## PROBLEM
Lines where the string "zoom" appears are to be copied from the entries below.

## PROVIDED DATA
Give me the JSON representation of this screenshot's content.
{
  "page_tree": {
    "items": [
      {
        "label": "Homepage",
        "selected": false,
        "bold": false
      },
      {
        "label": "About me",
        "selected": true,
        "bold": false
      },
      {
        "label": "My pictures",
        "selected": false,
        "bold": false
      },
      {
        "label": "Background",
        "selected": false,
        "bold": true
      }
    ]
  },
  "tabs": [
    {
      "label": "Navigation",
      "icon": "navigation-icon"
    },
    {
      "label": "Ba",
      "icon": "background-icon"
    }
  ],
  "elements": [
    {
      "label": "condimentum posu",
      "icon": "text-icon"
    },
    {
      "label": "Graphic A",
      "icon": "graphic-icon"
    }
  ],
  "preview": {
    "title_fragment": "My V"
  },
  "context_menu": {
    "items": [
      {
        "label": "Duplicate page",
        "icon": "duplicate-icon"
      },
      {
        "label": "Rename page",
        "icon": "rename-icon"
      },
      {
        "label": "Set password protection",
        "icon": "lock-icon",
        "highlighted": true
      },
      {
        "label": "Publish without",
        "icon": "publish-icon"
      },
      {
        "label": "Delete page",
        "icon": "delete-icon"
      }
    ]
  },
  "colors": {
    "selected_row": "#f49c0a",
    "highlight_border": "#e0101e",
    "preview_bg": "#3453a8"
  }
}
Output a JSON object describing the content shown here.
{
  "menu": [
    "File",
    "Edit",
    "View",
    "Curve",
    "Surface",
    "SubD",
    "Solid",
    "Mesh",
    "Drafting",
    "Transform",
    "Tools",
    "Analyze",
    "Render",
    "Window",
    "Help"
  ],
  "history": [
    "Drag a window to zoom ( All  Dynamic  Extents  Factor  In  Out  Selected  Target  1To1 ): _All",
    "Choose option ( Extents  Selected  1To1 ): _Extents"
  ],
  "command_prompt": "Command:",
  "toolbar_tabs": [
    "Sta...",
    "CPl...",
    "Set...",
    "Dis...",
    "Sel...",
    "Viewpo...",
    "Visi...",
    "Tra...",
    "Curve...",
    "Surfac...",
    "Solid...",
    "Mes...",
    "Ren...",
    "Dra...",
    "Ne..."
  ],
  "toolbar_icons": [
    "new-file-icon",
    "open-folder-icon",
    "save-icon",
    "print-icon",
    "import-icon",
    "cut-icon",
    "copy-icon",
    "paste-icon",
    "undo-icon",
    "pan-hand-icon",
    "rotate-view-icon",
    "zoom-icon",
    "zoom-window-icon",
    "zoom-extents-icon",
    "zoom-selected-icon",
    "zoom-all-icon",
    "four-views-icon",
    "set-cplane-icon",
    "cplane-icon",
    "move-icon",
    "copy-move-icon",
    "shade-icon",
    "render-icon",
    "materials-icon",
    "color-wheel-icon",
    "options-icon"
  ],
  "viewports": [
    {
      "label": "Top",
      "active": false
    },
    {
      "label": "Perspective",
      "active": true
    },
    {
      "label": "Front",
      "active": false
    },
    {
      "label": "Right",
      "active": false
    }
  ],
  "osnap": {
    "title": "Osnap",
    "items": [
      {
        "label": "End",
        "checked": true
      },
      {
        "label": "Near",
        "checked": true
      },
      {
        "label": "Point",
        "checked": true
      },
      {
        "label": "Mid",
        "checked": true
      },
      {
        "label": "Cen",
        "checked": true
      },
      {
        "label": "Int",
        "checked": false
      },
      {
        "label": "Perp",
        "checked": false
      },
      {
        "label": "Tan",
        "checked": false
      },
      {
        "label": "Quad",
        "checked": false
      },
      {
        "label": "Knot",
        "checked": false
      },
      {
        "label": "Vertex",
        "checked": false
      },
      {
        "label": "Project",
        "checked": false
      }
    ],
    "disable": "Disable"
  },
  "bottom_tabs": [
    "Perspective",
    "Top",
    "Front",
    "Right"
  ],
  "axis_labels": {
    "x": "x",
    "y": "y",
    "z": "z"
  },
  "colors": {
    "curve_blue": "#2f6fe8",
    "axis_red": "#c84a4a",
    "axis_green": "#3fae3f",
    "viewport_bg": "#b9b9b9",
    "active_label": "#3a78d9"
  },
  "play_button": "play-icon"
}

## SOLUTION BELOW
    "Drag a window to zoom ( All  Dynamic  Extents  Factor  In  Out  Selected  Target  1To1 ): _All",
    "zoom-icon",
    "zoom-window-icon",
    "zoom-extents-icon",
    "zoom-selected-icon",
    "zoom-all-icon",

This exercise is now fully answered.